I’m mostly interested in pushing the limits of how many users/pods we can have running at a time before the hub crashes. So for my scale testing I’m leveraging the
profile_list feature in KubeSpawner and z2jh  with a
micro profile  for tiny pods. What I found out after doing this is for our case the size of the pods don’t matter as much because there is a hard pod limit of 110 on the user nodes for the K8S service in our (IBM) cloud (I thought I could pack ~500 micro pods on a 32GB RAM node but nope!). So I have to scale up
user-placeholder replicas before running the load test so that we have enough user worker nodes ready to go otherwise the hub starts tipping over on the consecutive_failure_limit.
We’re using a postgresql 12 database and the default configurable-hub-proxy setup from z2jh.
One thing I’ve noted elsewhere is we needed to turn down c.JupyterHub.activity_resolution to keep CPU usage down on the hub once we get several hundred notebook pods.
Today I got up to 1700 active pods with only 2 failed server starts (hit the 5 minute start_timeout from z2jh). That’s not our limit yet, I just have run out of time to keep running this thing today.
Some other notes on my testing:
c.JupyterHub.init_spawners_timeout = 1 so we’re not waiting for that on hub restarts.

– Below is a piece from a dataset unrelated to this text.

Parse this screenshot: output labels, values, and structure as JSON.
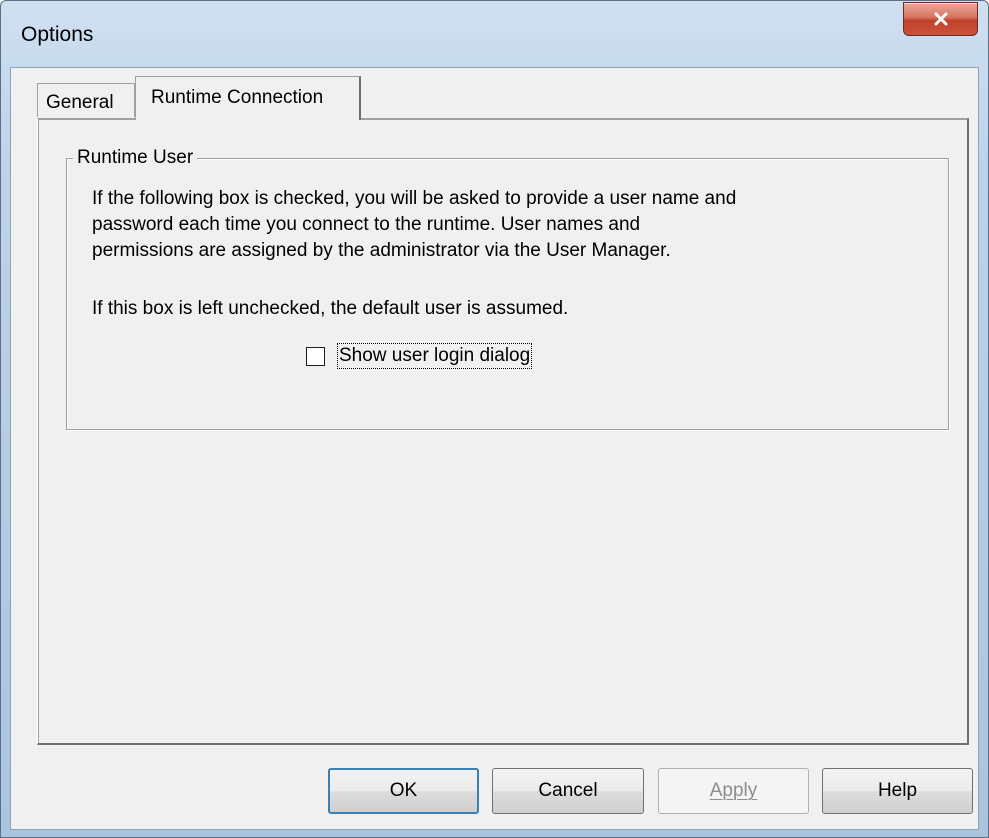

c.KubeSpawner.k8s_api_threadpool_workers = c.JupyterHub.concurrent_spawn_limit though this doesn’t seem to make much difference .
- I’m setting
c.MappingKernelManager.cull_idle_timeout to 8 hours from our normal 1 hour timeout just so that notebook pods aren’t killing themselves while I’m scaling up in bursts because I want to see the hub response rate and CPU resource usage in steady state.
- We’ve overridden the cull.concurrency value from 10 to 1 just so we’re not hammering the hub API with large
GET /users requests when we have hundreds of users .
Something I need to do next is run py-spy while the hub is in steady state with a large number of pods running (1K+) to see where time is being spent and look for optimizations.
The script has to handle retrying on 429 responses because I hit concurrent_spawn_limit frequently during scale up but the script is python and with the requests/urllib3 libraries that’s easy to configure.
I was hoping to do a more thoughtful write up on this at some point with findings and results but I’m still in the progress of doing it, though I couldn’t resist replying to your question given the overlap with what I’m currently doing. Again, if I can get this script scrubbed a bit I’m happy to share it on GitHub but it might be a bit.
"description": "Useful for scale testing a lot of pods",